Photo by: S. V. Joseph

Mystery of poor lettuce-seed germination solved

  • Joseph gathered evidence that springtails are a pest of lettuce.
  • Springtails feed on lettuce seeds and seedlings.
  • Monitor for springtails in lettuce fields with potato slices.

Mystery of poor lettuce-seed germination solved

Growers in the Salinas Valley facing poor lettuce-seed germination are usually uncertain about what caused the problem. They often blame the losses on poor seed quality, planting error, irregular irrigation timing or distribution, high salt levels in soil or water, pathogens, and bulb mite or garden symphylan feeding.   

Springtails were not on the list, but lately were found associated with poorly germinating lettuce, particularly during February to May in the northern part of the Salinas Valley. Young lettuce seedlings in fields with high numbers of springtails show slow or stunted growth and do not emerge in a synchronous pattern.

It is not clear if springtails collected from the soil are feeding on lettuce and contributing to the irregular lettuce stand. To answer the question, Area IPM Advisor Shimat Joseph documented the ability of springtails to injure germinating seeds of lettuce in the laboratory and field. He also characterized the feeding injury of springtails on germinating seeds and seedlings of lettuce.

“Springtails can feed on germinating lettuce seeds or young seedlings, resulting in a reduction in lettuce growth,” says Joseph of his research results. 

In the laboratory experiments, springtails fed on seeds and young seedlings. Springtail feeding allowed the seedling to survive but affected the normal development of the plant.

In the field, Joseph observed that springtail numbers increased when the field was recently irrigated or after a rain event. In the Salinas Valley, before the lettuce seeds are planted, fields are watered deeply and irrigation continues for at least three weeks after planting. This cultural practice, which maintains high moisture levels for seed germination, might favor fast buildup of springtails. In his study, springtail captures were greater immediately after irrigation. Reduced lettuce yield was noted in these fields compared to lettuce fields treated with a pesticide.

Joseph’s study clearly demonstrates that springtails are an important pest of lettuce and are capable of reducing the crop stand.
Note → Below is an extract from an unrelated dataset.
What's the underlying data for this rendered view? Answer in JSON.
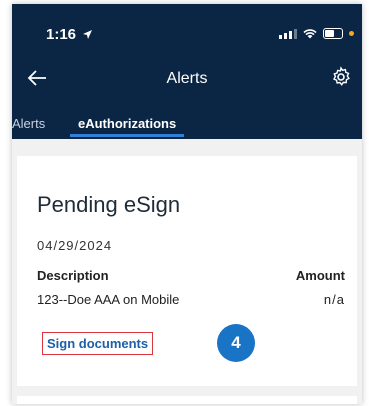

Monitoring is the key to determine the presence and numbers of springtails. Potato slices are typically used to detect the presence of garden symphylans in the field. Joseph determined this technique is also effective for monitoring springtails. Future research will evaluate insecticide application timing and action thresholds.

Growers now know they have another pest to consider if their lettuce seeds are not germinating properly. Joseph’s research will develop an IPM program for managing springtails. He has already identified a way to monitor springtail numbers. Using IPM can reduce springtail numbers and ensure healthy lettuce plants for harvest.

 Photo by: S. V. Joseph
The value of lettuce is estimated to be $1.3 billion in the Salinas Valley.
 Photo by: S. V. Joseph
These very small insects are less that 1/16 inch long and live in the soil. Springtails are wingless, jump and favor moist soil.